Disastrous rent control laws and building codes in Hong Kong
In 1969, my classmate’s family moved into the Man Cheong Building in the Jordan area. If you drive by the area, you can still see it – it is part of the “saw-tooth” skyline of four buildings facing the western reclamation site.
A 1979 study by Professor Steven Cheung on rent control and housing reconstruction in Hong Kong touched on the fascinating economic story behind these buildings and my essay here draws heavily on his work.
These buildings reflect the disastrous historical effects of rent control legislation and building codes on development.
The problem started in 19th century London, where one of the controlling factors for regulating the height of buildings was the light-angle. This was motivated by a concern that the lack of sunlight at street level contributed to unsanitary conditions.
The English Public Health Act of 1875 regulated the situation by aiming for a maximum diagonal of 45 degrees between the building line (at ground level) on one side of a new street and the skyline formed by eaves on the other side.
The idea was extended to Hong Kong in 1903 when, after a series of epidemic outbreaks, the Building Ordinance was enacted. Its contents were imported from London – regardless of the fact that a more vertical angle for sunlight was possible in sub-tropical latitudes.
If this had been taken into account, it would have allowed buildings to be taller and thus to accommodate more people. But here and elsewhere in the British empire, such as Calcutta and Singapore, this was not to be the case.
The situation came to a head after the war, when buildings had an average height of only 3.6 stories. Hong Kong’s population surged from 600,000 to 2.3 million, pushing up demand for homes and rents. The government decided to introduce rent controls but these made it difficult to evict tenants and almost impossible to redevelop properties.

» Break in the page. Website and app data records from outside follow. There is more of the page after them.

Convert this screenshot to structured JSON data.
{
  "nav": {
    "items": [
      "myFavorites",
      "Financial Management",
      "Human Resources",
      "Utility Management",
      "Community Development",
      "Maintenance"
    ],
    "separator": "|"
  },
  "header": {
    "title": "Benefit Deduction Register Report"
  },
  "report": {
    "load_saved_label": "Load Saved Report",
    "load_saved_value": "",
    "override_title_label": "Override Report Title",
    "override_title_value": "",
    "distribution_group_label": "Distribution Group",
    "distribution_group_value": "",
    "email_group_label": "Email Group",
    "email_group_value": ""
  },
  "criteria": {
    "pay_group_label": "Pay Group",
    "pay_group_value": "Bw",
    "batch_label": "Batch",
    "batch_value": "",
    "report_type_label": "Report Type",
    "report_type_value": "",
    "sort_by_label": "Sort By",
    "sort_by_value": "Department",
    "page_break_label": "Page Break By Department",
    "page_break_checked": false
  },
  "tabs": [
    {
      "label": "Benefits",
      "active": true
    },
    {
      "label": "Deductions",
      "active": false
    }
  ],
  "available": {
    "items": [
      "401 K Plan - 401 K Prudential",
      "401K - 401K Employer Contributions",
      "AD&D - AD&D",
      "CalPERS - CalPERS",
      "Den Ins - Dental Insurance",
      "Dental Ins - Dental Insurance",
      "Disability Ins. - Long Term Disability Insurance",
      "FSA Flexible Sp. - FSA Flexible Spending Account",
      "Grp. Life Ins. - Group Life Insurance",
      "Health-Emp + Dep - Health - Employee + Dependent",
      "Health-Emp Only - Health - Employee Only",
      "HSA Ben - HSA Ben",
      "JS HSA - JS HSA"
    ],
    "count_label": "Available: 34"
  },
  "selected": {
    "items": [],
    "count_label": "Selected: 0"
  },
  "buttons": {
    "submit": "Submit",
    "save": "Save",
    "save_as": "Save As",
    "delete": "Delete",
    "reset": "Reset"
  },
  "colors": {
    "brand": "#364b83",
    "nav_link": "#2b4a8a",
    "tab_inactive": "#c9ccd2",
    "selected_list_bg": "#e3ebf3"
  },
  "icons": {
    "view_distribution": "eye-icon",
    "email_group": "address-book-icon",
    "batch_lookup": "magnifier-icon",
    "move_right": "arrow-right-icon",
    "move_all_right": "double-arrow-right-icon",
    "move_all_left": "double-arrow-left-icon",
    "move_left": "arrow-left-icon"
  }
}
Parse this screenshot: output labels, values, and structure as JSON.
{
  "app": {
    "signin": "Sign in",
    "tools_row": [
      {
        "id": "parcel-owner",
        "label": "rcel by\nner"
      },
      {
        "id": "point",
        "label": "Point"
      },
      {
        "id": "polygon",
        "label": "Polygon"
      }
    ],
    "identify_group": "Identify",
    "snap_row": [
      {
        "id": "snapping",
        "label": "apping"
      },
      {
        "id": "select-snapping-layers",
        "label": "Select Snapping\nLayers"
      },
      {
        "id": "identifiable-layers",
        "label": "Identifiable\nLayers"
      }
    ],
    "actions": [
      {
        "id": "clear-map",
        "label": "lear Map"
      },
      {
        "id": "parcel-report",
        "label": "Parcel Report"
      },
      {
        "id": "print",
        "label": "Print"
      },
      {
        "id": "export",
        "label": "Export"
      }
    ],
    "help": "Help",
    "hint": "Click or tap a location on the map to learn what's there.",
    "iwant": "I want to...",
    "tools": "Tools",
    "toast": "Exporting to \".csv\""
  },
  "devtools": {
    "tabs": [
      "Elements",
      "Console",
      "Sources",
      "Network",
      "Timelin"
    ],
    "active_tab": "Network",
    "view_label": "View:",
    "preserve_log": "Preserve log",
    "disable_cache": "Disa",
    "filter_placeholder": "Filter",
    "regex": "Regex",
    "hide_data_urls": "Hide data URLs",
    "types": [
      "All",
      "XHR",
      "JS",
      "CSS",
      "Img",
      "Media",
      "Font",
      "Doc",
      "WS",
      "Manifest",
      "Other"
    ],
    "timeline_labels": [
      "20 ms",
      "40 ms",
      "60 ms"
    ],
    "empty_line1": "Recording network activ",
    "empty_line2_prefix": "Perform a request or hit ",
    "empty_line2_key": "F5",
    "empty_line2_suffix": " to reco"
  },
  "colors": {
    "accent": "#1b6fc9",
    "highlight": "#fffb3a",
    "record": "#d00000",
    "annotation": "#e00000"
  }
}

In 1955, the situation was altered radically with a new ordinance permitting considerably higher structures to be built. Building heights rose to an average 9.39 stories for buildings constructed in the period 1960-62.
These changes were in direct conflict with the objectives of rent control. , After a landmark court case in 1954, the Tenancy Tribunal was given the power to set compensation and thereby eminent domain in reconstruction proposals, but it fixed a low rate of compensation. As a result, redevelopment occurred at a breakneck pace.
The situation was aggravated by an ad hoc plot-ratio amendment in 1962 to reduce the amount of redeveloped land space, which had an odd loophole: building works designed to the old regulations could be approved up to 1 January 1966.
A disastrous building rush swept Hong Kong between 1962 and 1965. This was when landlords introduced the practice of “set-back”, whereby they could increase floor space if the top stories were set back in steps that observed the required light-angle (by then it was 76 degrees from street center). They added as many as 3 to 7 “extra” stories depending on the building site.
However, this housing boom collapsed in 1964 following runs on banks, and stayed that way until late 1969. I suspect the rush of construction ahead of the 1966 deadline might have triggered the bank runs and economic recession, and perhaps even contributed to the 1967 riots as the living conditions of people evicted from their homes worsened.
Such has been the disastrous, unintended consequences of legislation and regulation. The Jordan buildings will likely stand for some time. If you pass by them, you will notice one side of one building is not “set-back”. It faces south on Man Cheong Street, at the corner of a major road junction with more open space, so it has a higher light-angle limit. As a student, I wondered why there was this asymmetry and even imagined there was some profound fung-shui reason.
Richard Wong Yue-chim is Philip Wong Kennedy Wong Professor in Political Economy at the University of Hong Kong